I began my talk with a story about something that had happened in my class a couple of weeks ago. One of my students had brought in some money and wanted to buy my Civil War novel, The Bent Reed. When I signed a copy for her and set it on her desk, the student sitting next to her looked over at it.
"What's this?" he asked.
"It's a book," I said, stating the obvious. He studied the bookcover a little longer, then pointed to my name.
"Did you write it?" he asked. When I told him yes, he looked at the cover some more before asking what the book was about. I told him the Civil War and his gaze shot up to my face.
"Were you there?" he asked with a surprised gasp.
So I have an admission for any of my fans that I've led astray; I was not an eyewitness at the Battle of Gettysburg. I am not, like I claimed yesterday, a two hundred year old Social Studies teacher.
But even though I wasn't there, I do have a Civil War connection.
The man in the picture is not it. He is Ken Dusenberry, a Corporal in the Artillery Company of New Mexico and a very interesting man to talk with. Ken knows a lot about the life and times of the Civil War soldier and can tell you more about ammunition and "grub" than just about anyone alive. But much as he would like to have been around at the time of the Civil War, he was not.

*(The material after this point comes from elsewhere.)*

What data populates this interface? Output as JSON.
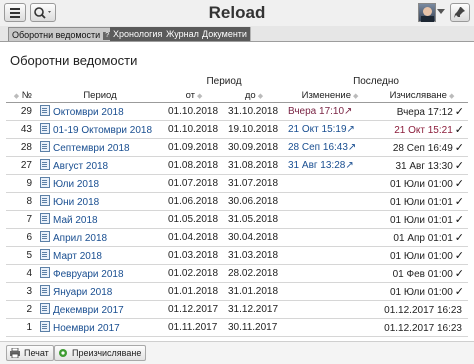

I know nothing more about Linnell's Civil War service, but I plan to do some research and find out if he might have seen some action during his hundred days. Who knows? That research just might lead to another story.